Just as there's an ADF 2.0, there's also an AppDF 2.0. Unlike its predecessor, the AppDF 2.0 is built on regulator demands rather than customer demands, staying in business rather than restricted budgets, and business continuity versus risk tolerance.

So what do you need to do?
· Develop a prioritized list of areas to improve for senior management based on return on investment, compliance issues and ease of execution.
· Reduce costs: equipment, supplies, postage, legal and labor reductions
· Maximize device and labor utilization
· Create automated, efficient workflows
· Increase document integrity and flexibility
· Improve corporate image from better designed documents

Throughout the process, you should also keep these practical tips in mind: Add extra time into the original project plan timeline for additional line of business or user interviews - you'll likely uncover more documents and complex workflows during the data collection phase. In non-ADF environments, data from reports may be unreliable, so listen to subject matter experts (SME) but question and verify the estimates from the "gut" and anecdotal absolute statements that include words like never and always. Realize that good people make bad processes look good. When talking with the SMEs look for the unnecessary extra steps and workarounds that have evolved because of their limited tool set or the "we've always done it like that" methods that they inherited from their predecessors.

Mine for Data: Data resides in many parts of your manual operation, so you need to look in many areas when building the business case and looking for information gaps, such as inserter and printer statistics, paper usage and unbudgeted spending.

To improve your mail center, you also need to step outside of the mail center. Educating your customers - internal and external - on your operations is just as important as taking a critical look at your own operations. If your customers do not understand what it takes for the mail center to meet their demands, they will inevitably make demands that are unreasonable or costly.

Taking a holistic approach grounded in the reality of your industry, your mail center, and your customers will go a long way in making your mail center more efficient, while keeping quality in check. Even when you have achieved your initial goals, don't forget to take another look in the mirror every so often.

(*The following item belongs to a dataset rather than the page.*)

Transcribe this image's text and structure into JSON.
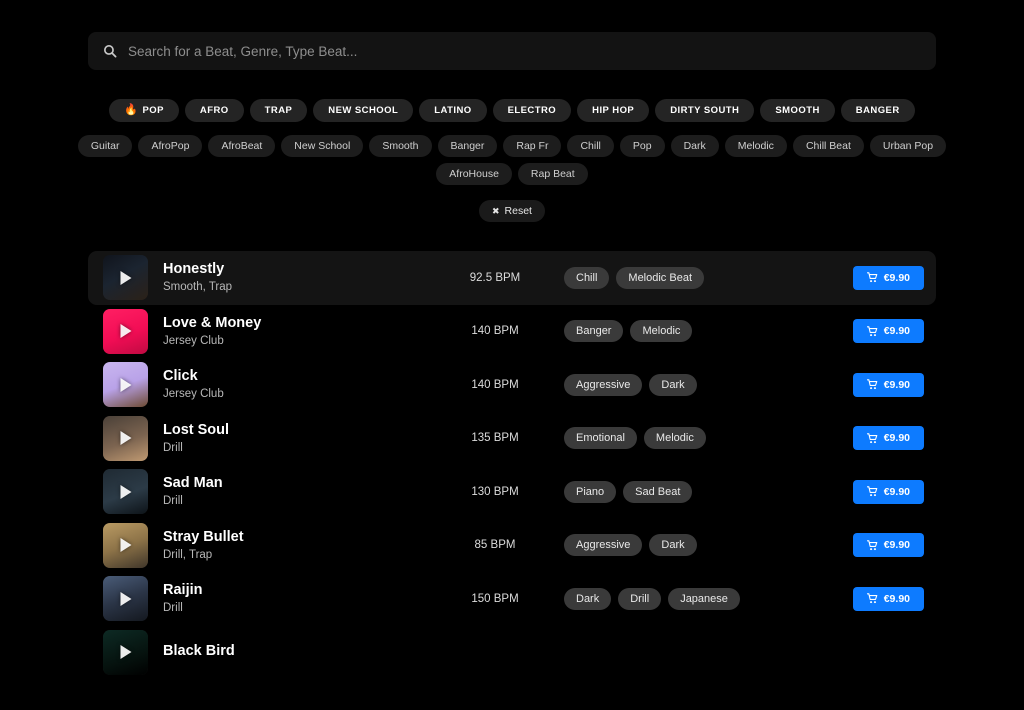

Paul Abdool is Director, Production Workflow Automation Practice, Ricoh Americas Corporation.